Ephesians IX: The Gospel Mystery - Ephesians 3:1-7

It’s easy to forget when we read his glorious language about the triumph of Jesus over all the powers, but as chapter 3 begins and Paul starts to introduce his prayer for the Ephesians, he mentions that he’s a prisoner. And it seems that he realizes how jarring it sounds that the one who is claiming to announce a new way to world peace as a personal representative of the world’s king is an inmate, so he takes the next twelve verses to explain himself before resuming his prayer. Eph. 3:2-7 tell us how God entrusted Paul with the mystery of the gospel, and verses 7-13 describe the ministry of the mystery, Paul’s calling to spread the message to everyone.

Those two sections are summarized in verse 1: Paul is “a prisoner of Christ Jesus on behalf of you Gentiles.” It’s not simply because he preaches the gospel that he’s ended up in prison, but specifically because of his ministry of preaching the Gentile-focused mystery of the gospel, which you can read about in Acts 21.

Paul breaks off his prayer in vv. 2-3 to spell out his stewardship or management of God’s grace that was given to him. Already, by describing his efforts as stewardship, Paul is shifting the focus off of himself, and onto God’s gift, and he goes on to make three quick points about this gift. First, it was given to Paul for the Gentiles by God. Paul isn’t the giver of the gift; he’s a co-recipient, called to share what he’s been given.

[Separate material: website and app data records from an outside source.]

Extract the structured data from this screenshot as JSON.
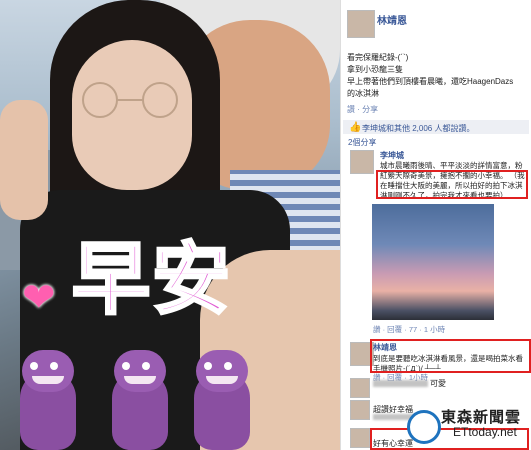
{
  "photo": {
    "overlay_text": "早安",
    "heart_icon": "heart-icon"
  },
  "post": {
    "poster_name": "林靖恩",
    "lines": [
      "看完保羅紀錄-(´`)",
      "拿到小恐龍三隻",
      "早上帶著他們到頂樓看晨曦，還吃HaagenDazs",
      "的冰淇淋"
    ],
    "share_label": "讚 · 分享",
    "likes_text": "李坤城和其他 2,006 人都說讚。",
    "shares_text": "2個分享"
  },
  "comment1": {
    "name": "李坤城",
    "text": "城市晨曦雨後晴、平平淡淡的詳情富意，粉紅縈天際奇美景，擁抱不擱的小幸福。",
    "highlight": "（我在睡擋住大阪的美麗，所以拍好的拍下冰淇淋剛剛不久了，拍完我才來看也要拍）",
    "meta": "讚 · 回覆 · 77 · 1 小時"
  },
  "comment2": {
    "name": "林靖恩",
    "text": "到底是要聽吃冰淇淋看風景，還是喝拍菜水看手機照片-(´Д`)/ ┴─┴",
    "meta": "讚 · 回覆 · 1小時"
  },
  "comment3": {
    "text": "可愛"
  },
  "comment4": {
    "text": "超讚好幸福"
  },
  "comment5": {
    "text": "好有心幸運"
  },
  "watermark": {
    "brand": "東森新聞雲",
    "url": "ETtoday.net"
  }
}
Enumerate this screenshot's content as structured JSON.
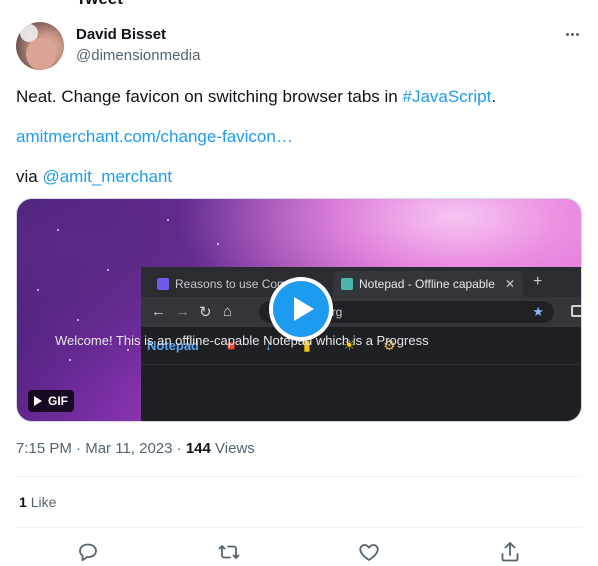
{
  "header": {
    "title": "Tweet"
  },
  "author": {
    "name": "David Bisset",
    "handle": "@dimensionmedia"
  },
  "tweet": {
    "line1_text": "Neat. Change favicon on switching browser tabs in ",
    "line1_hashtag": "#JavaScript",
    "line1_end": ".",
    "link": "amitmerchant.com/change-favicon…",
    "via_prefix": "via ",
    "via_mention": "@amit_merchant"
  },
  "media": {
    "badge": "GIF",
    "browser": {
      "tab1": "Reasons to use Com",
      "tab2": "Notepad - Offline capable",
      "url_fragment": "org",
      "app_name": "Notepad",
      "welcome": "Welcome! This is an offline-capable Notepad which is a Progress"
    }
  },
  "meta": {
    "time": "7:15 PM",
    "date": "Mar 11, 2023",
    "views_count": "144",
    "views_label": "Views"
  },
  "stats": {
    "likes_count": "1",
    "likes_label": "Like"
  },
  "colors": {
    "accent": "#1d9bf0",
    "text": "#0f1419",
    "secondary": "#536471"
  },
  "actions": [
    "reply-icon",
    "retweet-icon",
    "like-icon",
    "share-icon"
  ]
}
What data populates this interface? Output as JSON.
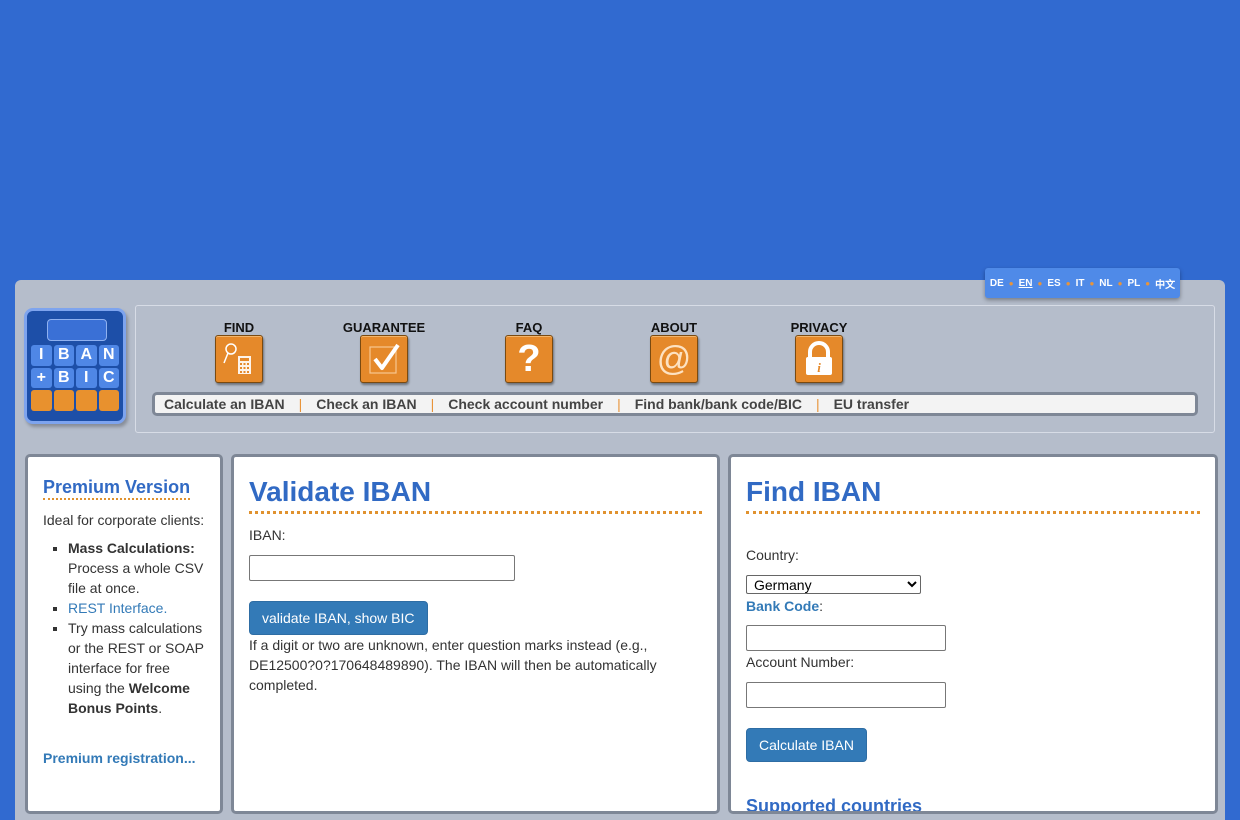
{
  "languages": [
    {
      "code": "DE",
      "active": false
    },
    {
      "code": "EN",
      "active": true
    },
    {
      "code": "ES",
      "active": false
    },
    {
      "code": "IT",
      "active": false
    },
    {
      "code": "NL",
      "active": false
    },
    {
      "code": "PL",
      "active": false
    },
    {
      "code": "中文",
      "active": false
    }
  ],
  "logo": {
    "row1": [
      "I",
      "B",
      "A",
      "N"
    ],
    "row2": [
      "+",
      "B",
      "I",
      "C"
    ]
  },
  "nav_icons": [
    {
      "label": "FIND",
      "icon": "find-calculator-icon"
    },
    {
      "label": "GUARANTEE",
      "icon": "checkmark-icon"
    },
    {
      "label": "FAQ",
      "icon": "question-mark-icon"
    },
    {
      "label": "ABOUT",
      "icon": "at-sign-icon"
    },
    {
      "label": "PRIVACY",
      "icon": "padlock-info-icon"
    }
  ],
  "subnav": [
    "Calculate an IBAN",
    "Check an IBAN",
    "Check account number",
    "Find bank/bank code/BIC",
    "EU transfer"
  ],
  "premium": {
    "title": "Premium Version",
    "intro": "Ideal for corporate clients:",
    "item1_bold": "Mass Calculations:",
    "item1_text": "Process a whole CSV file at once.",
    "item2_link": "REST Interface.",
    "item3_text": "Try mass calculations or the REST or SOAP interface for free using the ",
    "item3_bold": "Welcome Bonus Points",
    "item3_end": ".",
    "registration_link": "Premium registration..."
  },
  "validate": {
    "title": "Validate IBAN",
    "iban_label": "IBAN:",
    "iban_value": "",
    "button": "validate IBAN, show BIC",
    "hint": "If a digit or two are unknown, enter question marks instead (e.g., DE12500?0?170648489890). The IBAN will then be automatically completed."
  },
  "find": {
    "title": "Find IBAN",
    "country_label": "Country:",
    "country_selected": "Germany",
    "bank_code_label": "Bank Code",
    "bank_code_value": "",
    "account_label": "Account Number:",
    "account_value": "",
    "button": "Calculate IBAN",
    "next_heading": "Supported countries"
  }
}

Second, Paul didn’t invent or discover this truth; it was revealed to him by God. Third, he clarifies that he’s just been explaining the mysterious aspect of God’s gift, most likely referring to what he says in 2:11-22.

So why is Paul in prison when none of the other Jewish teachers who came to Ephesus ended up in jail? The answer has to do with the history of the mystery, which Paul gives in vv. 4-5. What Paul is preaching contains a new element that wasn’t part of the message until now. God’s earlier revelation contained hints and shadows, but God had fresh truth to communicate to His apostles and prophets. This wasn’t a message that you could find in the OT; it was communicated directly to the apostles and prophets by the Spirit.

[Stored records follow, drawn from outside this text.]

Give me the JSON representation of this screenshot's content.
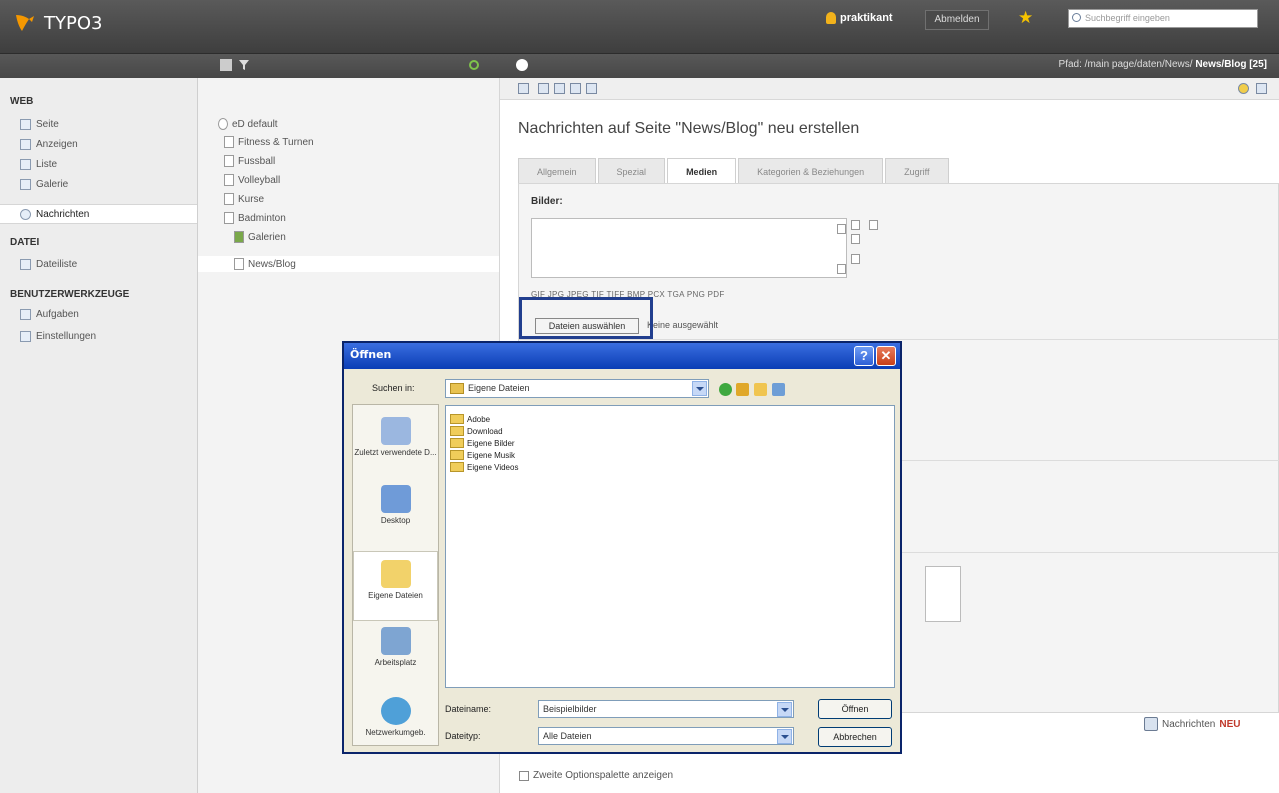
{
  "app": {
    "logo": "TYPO3",
    "user": "praktikant",
    "logout": "Abmelden",
    "search_placeholder": "Suchbegriff eingeben",
    "path_prefix": "Pfad: /main page/daten/News/",
    "path_page": "News/Blog [25]"
  },
  "modules": {
    "web_group": "WEB",
    "web_items": [
      "Seite",
      "Anzeigen",
      "Liste",
      "Galerie",
      "Nachrichten"
    ],
    "dateien_group": "DATEI",
    "dateien_items": [
      "Dateiliste"
    ],
    "tools_group": "BENUTZERWERKZEUGE",
    "tools_items": [
      "Aufgaben",
      "Einstellungen"
    ]
  },
  "tree": {
    "root": "eD default",
    "items": [
      "Fitness & Turnen",
      "Fussball",
      "Volleyball",
      "Kurse",
      "Badminton",
      "Galerien",
      "News/Blog"
    ]
  },
  "content": {
    "heading": "Nachrichten auf Seite \"News/Blog\" neu erstellen",
    "tabs": [
      "Allgemein",
      "Spezial",
      "Medien",
      "Kategorien & Beziehungen",
      "Zugriff"
    ],
    "bilder_label": "Bilder:",
    "extensions": "GIF JPG JPEG TIF TIFF BMP PCX TGA PNG PDF",
    "upload_button": "Dateien auswählen",
    "upload_status": "Keine ausgewählt",
    "add_news_prefix": "Nachrichten",
    "add_news_suffix": "NEU",
    "second_options": "Zweite Optionspalette anzeigen"
  },
  "dialog": {
    "title": "Öffnen",
    "lookin_label": "Suchen in:",
    "lookin_value": "Eigene Dateien",
    "places": [
      "Zuletzt verwendete D...",
      "Desktop",
      "Eigene Dateien",
      "Arbeitsplatz",
      "Netzwerkumgeb."
    ],
    "files": [
      "Adobe",
      "Download",
      "Eigene Bilder",
      "Eigene Musik",
      "Eigene Videos"
    ],
    "filename_label": "Dateiname:",
    "filename_value": "Beispielbilder",
    "filetype_label": "Dateityp:",
    "filetype_value": "Alle Dateien",
    "open_button": "Öffnen",
    "cancel_button": "Abbrechen"
  },
  "colors": {
    "topbar": "#4a4a4a",
    "dialog_title": "#0a3db5",
    "highlight_box": "#213e8e"
  }
}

And in verse 6, Paul clearly states what is new about God’s message: the gospel mystery is that the Gentiles are co-heirs, co-members, and co-partakers of God’s promise to His people! The gospel is that Jesus is Lord, and that salvation is found in Him alone, and the mystery of the gospel is that Jews and Gentiles share in that promised salvation as equal members of Christ’s one body.

Even to Jews who accepted Jesus as Messiah, this last phrase is astounding: Gentiles become co-heirs, co-members of the same body, partakers of the promise through the gospel! Not by becoming a Jew and keeping the law, but simply by believing the message about Jesus. This was shocking to Gentiles like the Ephesians, too: becoming a co-heir without being born into a family was possible, but it took a lot of work or money or doing some great deed. Under no circumstances did you receive a full share of the inheritance simply by believing a message!

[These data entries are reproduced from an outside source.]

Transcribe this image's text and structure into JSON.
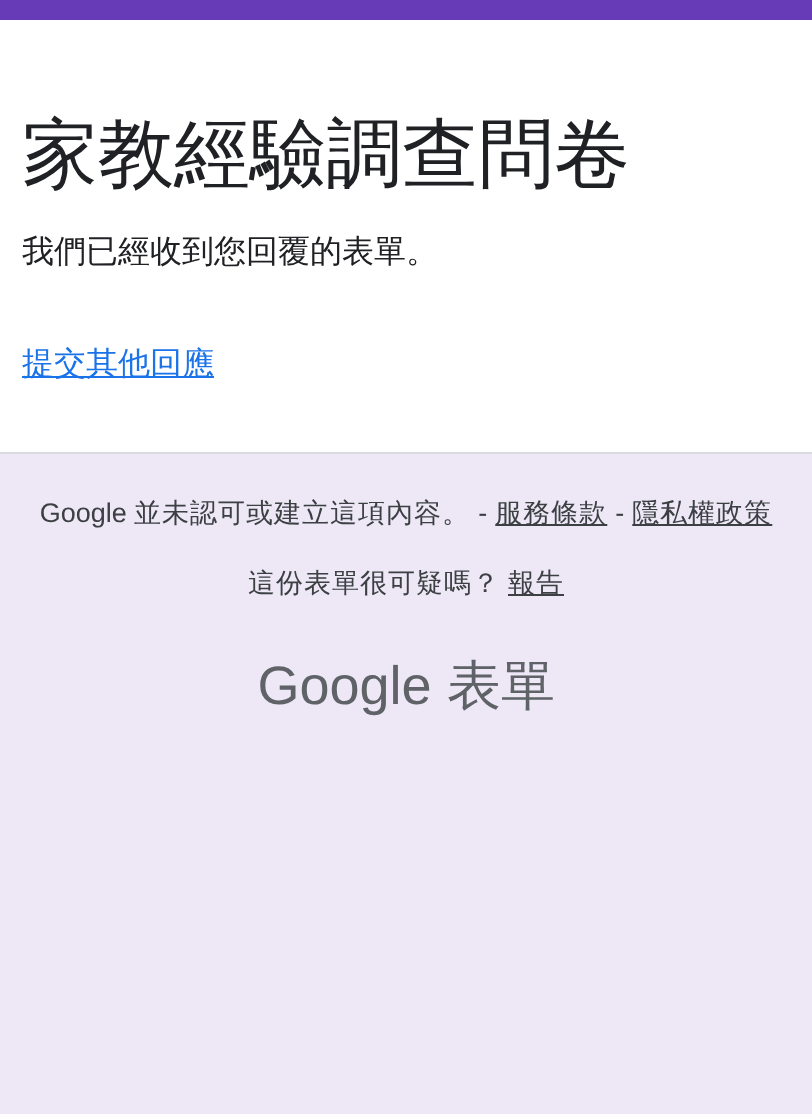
{
  "form": {
    "title": "家教經驗調查問卷",
    "message": "我們已經收到您回覆的表單。",
    "link": "提交其他回應"
  },
  "footer": {
    "disclaimer": "Google 並未認可或建立這項內容。",
    "separator_1": "-",
    "terms_link": "服務條款",
    "separator_2": "-",
    "privacy_link": "隱私權政策",
    "question": "這份表單很可疑嗎？",
    "report_link": "報告",
    "logo": "Google 表單"
  }
}
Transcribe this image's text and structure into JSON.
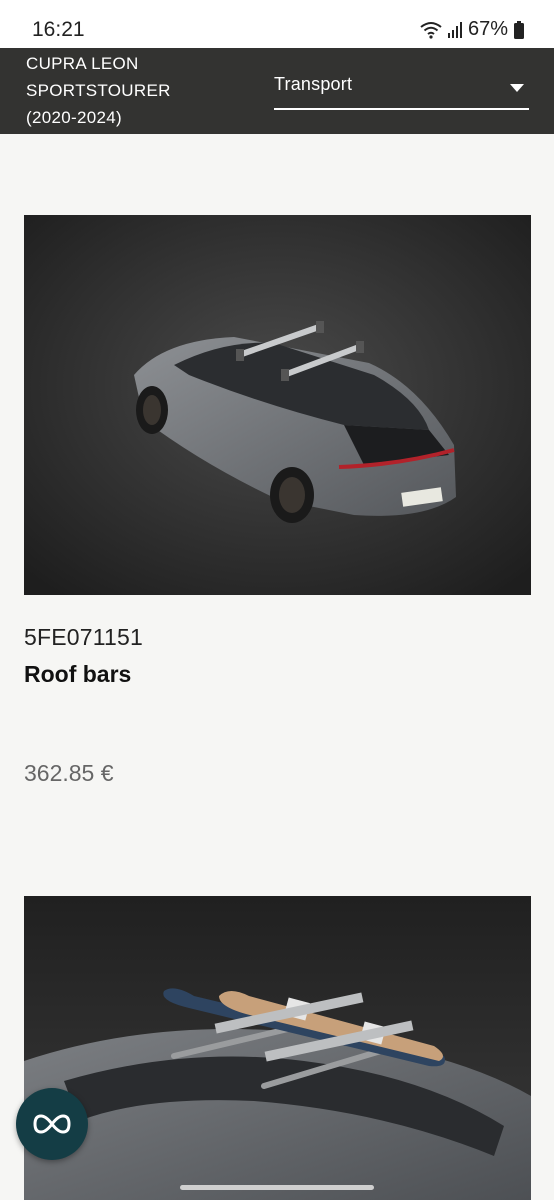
{
  "status_bar": {
    "time": "16:21",
    "battery": "67%",
    "icons": [
      "wifi-icon",
      "signal-icon",
      "battery-icon"
    ]
  },
  "header": {
    "model_title": "CUPRA LEON\nSPORTSTOURER\n(2020-2024)",
    "category": "Transport",
    "icons": [
      "chevron-down-icon"
    ]
  },
  "products": [
    {
      "part_number": "5FE071151",
      "name": "Roof bars",
      "price": "362.85 €",
      "image": "product-photo-roof-bars"
    },
    {
      "image": "product-photo-ski-rack"
    }
  ],
  "fab": {
    "icon": "cupra-logo-icon"
  },
  "colors": {
    "header_bg": "#333331",
    "page_bg": "#f6f6f4",
    "fab_bg": "#143d45"
  }
}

But as v.7 states, this astonishing good news is the gift of grace that Paul was given, and his task was to spread the message far and wide, carrying the grace of forgiveness, adoption, membership, and inheritance in Christ to all who would repent and believe the gospel! In summary, Paul was given grace in order to give grace to others, and the good news is that grace is for everyone.

Paul’s final statement in v.7 is that the gift of God’s grace came to him by the working of God’s power, which helps us see how this relates to Paul the prisoner, which is what led to this digression. Looking back over these verses, we see that Paul serves on Christ’s behalf (v.1) as a steward (v.2), having been taught by revelation from God (v.3). The mystery he preaches is about Christ (v.4), and was revealed to Paul by the Spirit (v.5). Paul is simply a servant, and the gift of grace is given by God’s power (v.7).

Paul is nothing, Christ is everything. Paul the Apostle bears Christ’s authority, yes, but it’s Christ’s authority! There is divine power at work in him, but it is God’s power, not Paul’s! Therefore, it doesn’t much matter that Paul is a prisoner; Paul’s not the point! Christ is not imprisoned, and neither is the mystery of His message of salvation for the one body which is formed by faith in the gospel.

Posted on Wednesday, July 10, 2019 by CJ Bowen